The Six Nations champions have little time to dust themselves down before World Cup holders South Africa arrive in Cardiff next Saturday.
A 54-16 defeat against New Zealand – the All Blacks scored 26 unanswered points during a ruthless final quarter – was Wales’ 32nd successive loss in the fixture since 1953.
It was also the most points they have conceded to any opponent for 14 years, with England racking up 62 against them during a 2007 World Cup warm-up mismatch.
Northampton fly-half Biggar and Gloucester wing Rees-Zammit were among seven players unavailable to face New Zealand because the game took place outside World Rugby’s autumn international window.
Along with the likes of Saracens centre Nick Tompkins and Wasps flanker Thomas Young, they will now join the squad for Springboks preparations, while Wales head coach Wayne Pivac awaits fitness updates on several other players.
The casualty count ran into double figures ahead of facing New Zealand, and that list increased when captain Alun Wyn Jones and flanker Ross Moriarty both went off before half-time due to shoulder issues.
Initial assessments point to Moriarty’s injury being considerably more serious than the skipper’s, with Jones set to win his 150th Wales cap if he is declared fit for South Africa, while Liam Williams, Ken Owens, Ellis Jenkins and Taulupe Faletau are among those on Pivac’s check-up radar.
“It was a good experience for some guys who hadn’t played at this level for a while,” Pivac said, reflecting on the All Blacks game.
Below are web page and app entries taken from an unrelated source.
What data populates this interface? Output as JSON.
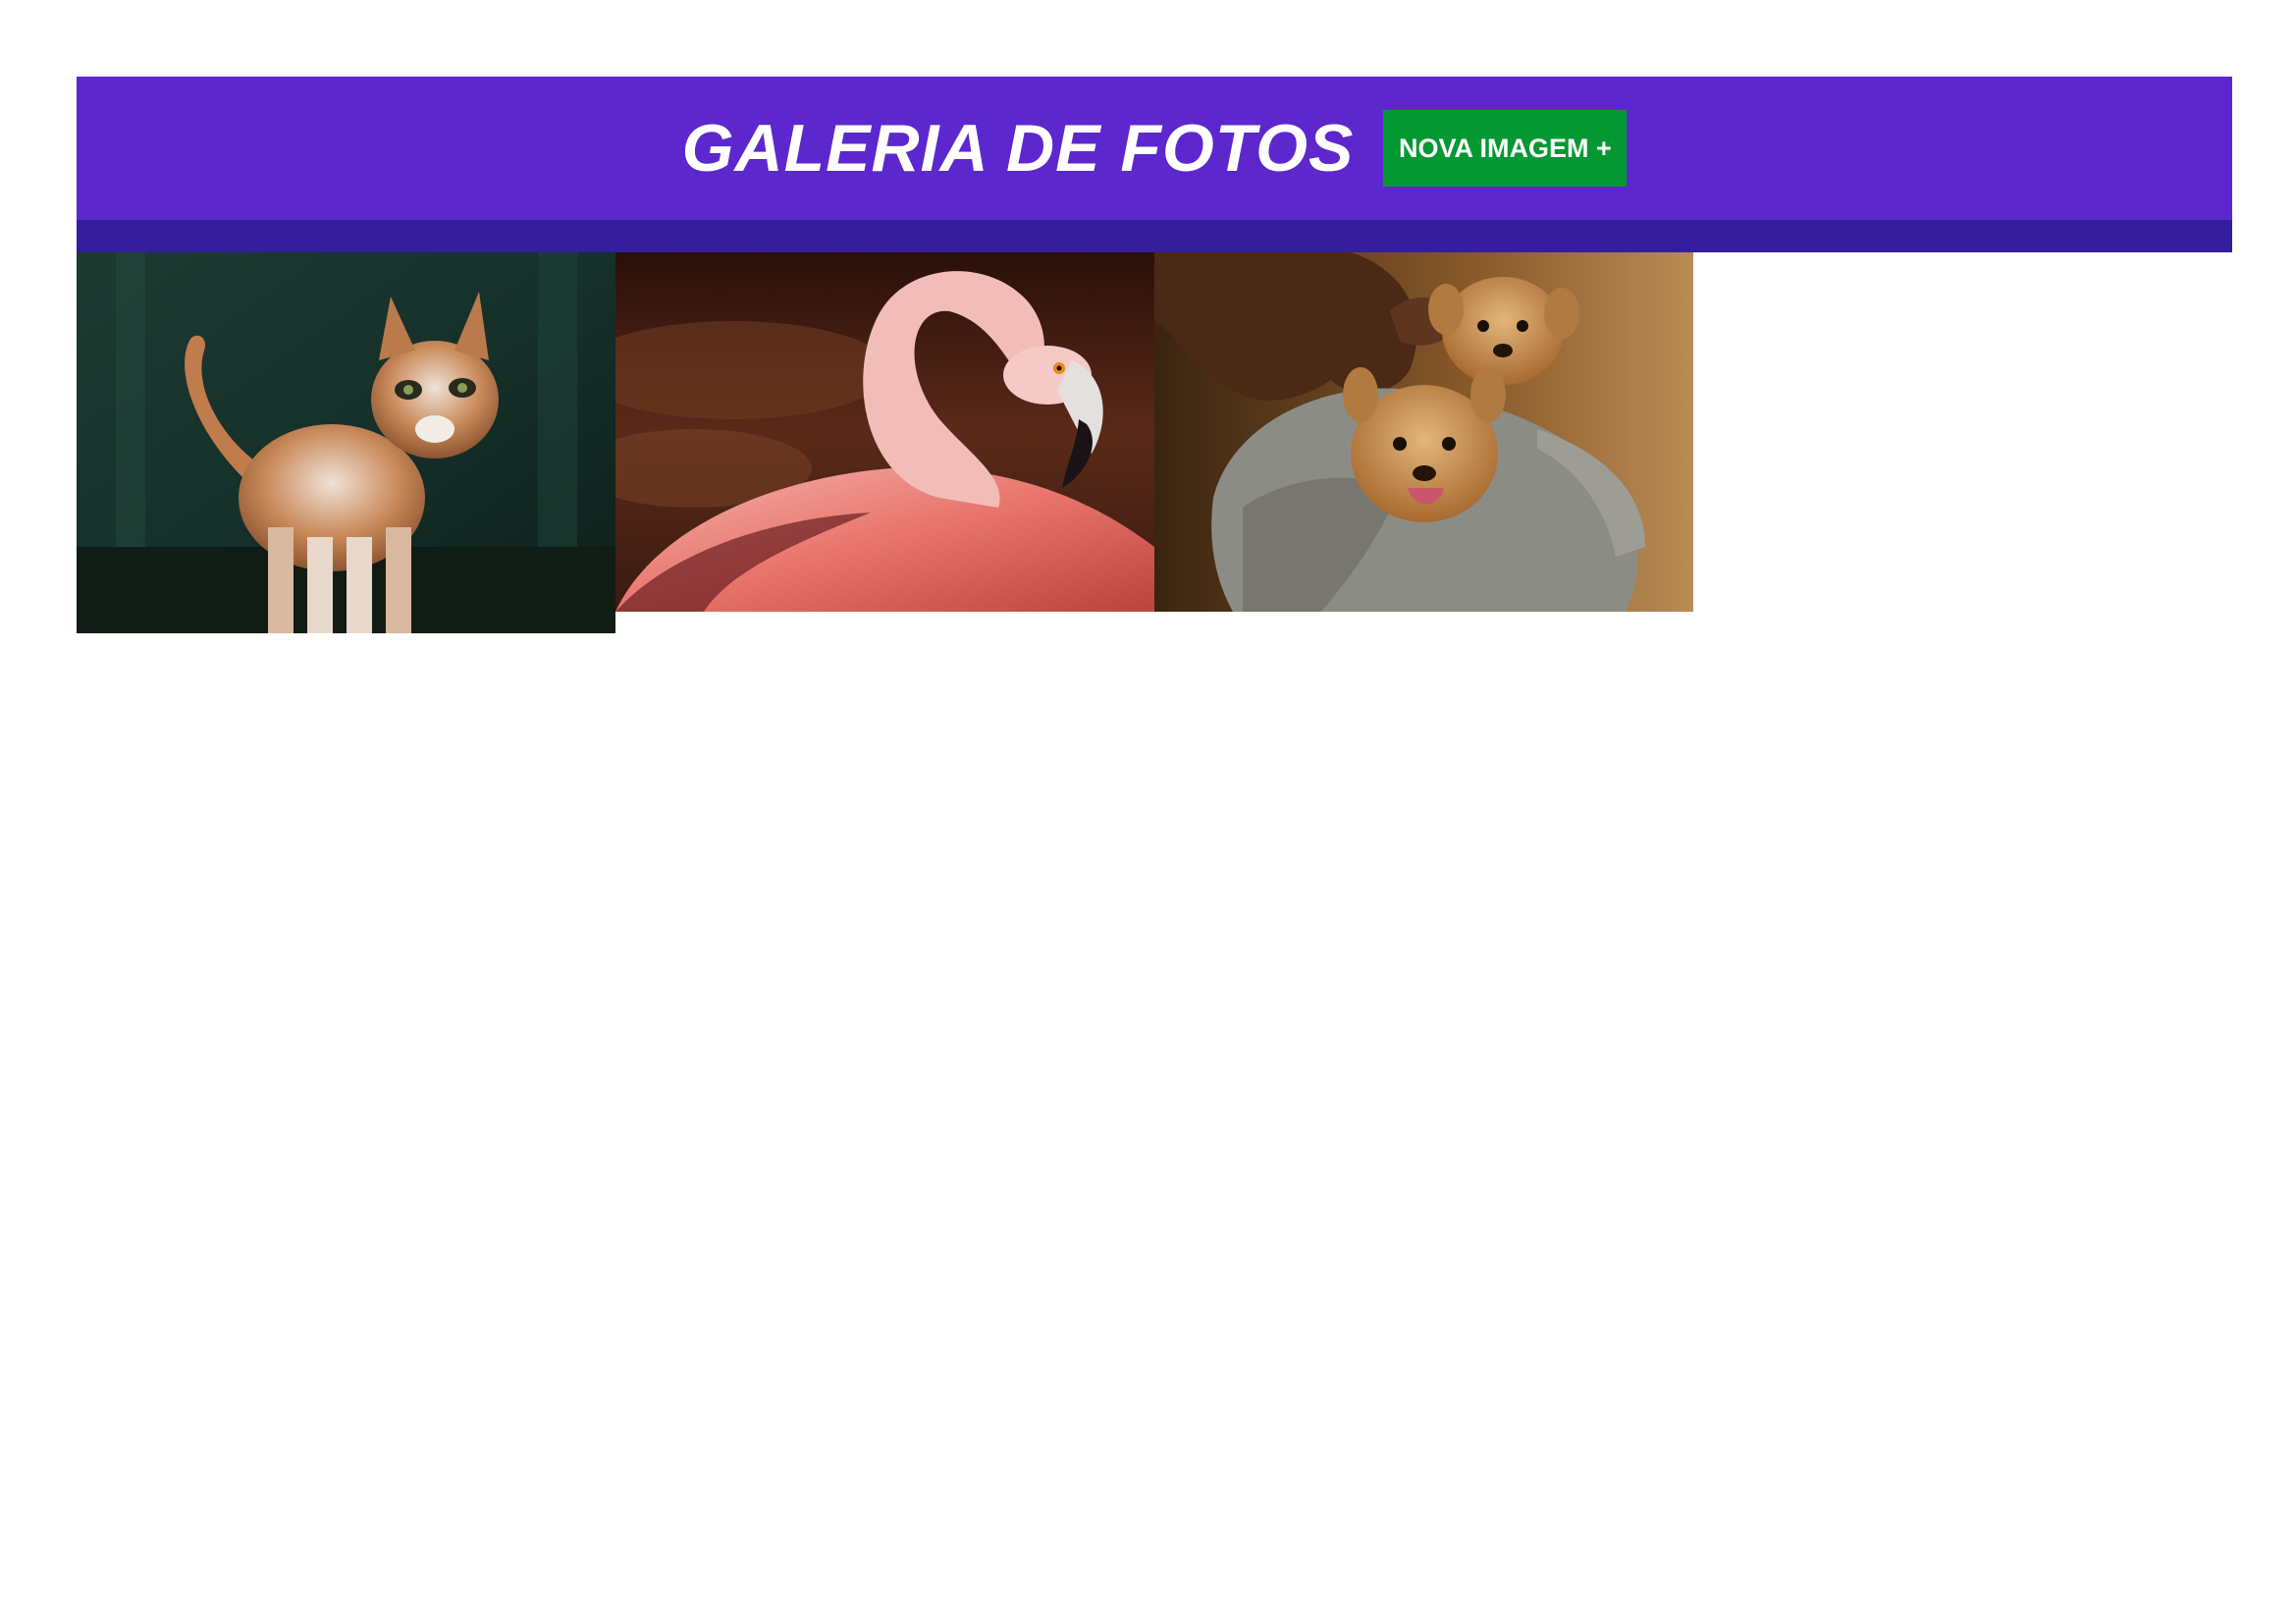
{
  "header": {
    "title": "GALERIA DE FOTOS",
    "new_image_label": "NOVA IMAGEM +"
  },
  "colors": {
    "header_bg": "#5c28cd",
    "header_shadow": "#341e9d",
    "button_bg": "#039834",
    "text": "#ffffff"
  },
  "gallery": {
    "photos": [
      {
        "subject": "cat"
      },
      {
        "subject": "flamingo"
      },
      {
        "subject": "puppies"
      }
    ]
  }
}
“Now, we’ve got players coming back in, and we will settle on a squad early next week for South Africa.
“We will get them in and assess them on Monday and see who is fit to go.”
Recalling the All Blacks’ devastating late try blitz, Pivac added: “Clearly, the last 20 minutes showed the difference between fitness levels.
“You are talking about a side that has been playing international rugby on the road for a couple of months.
“That was the conversation Ian Foster (New Zealand head coach) and I had afterwards. We fell off a cliff.
“Some boys have only had a handful of club games. We’ve got some work to do in that area. It won’t come overnight, but we will work hard before the next opponent.”
Wales’ undoubted highlight was the performance of 21-year-old Dragons flanker Taine Basham, who excelled on his first Test match start and gained a glowing review from Pivac.
“Taine Basham was our man-of-the-match,” Pivac said. “He is a young guy whose confidence will go through the roof, and he is now an extra player we have at this level.”
For his part, Basham looked like a Test match natural just four games into his international career.
“I just play my game. Nothing changes for me, I don’t think,” said the Dragons academy product, who emerged through grassroots Welsh clubs Talywain, Bedwas and Cross Keys.
“I go into the game with the same attitude. Even if I wasn’t playing an international, I just go into every game giving it my all.
“Obviously, the seven jersey in Wales is always competitive. For me, I just play my game, and I play with quality players.
“We just need to bring it next week and go up another level. I think we have got another gear in us to go up again, so I am looking forward to it.”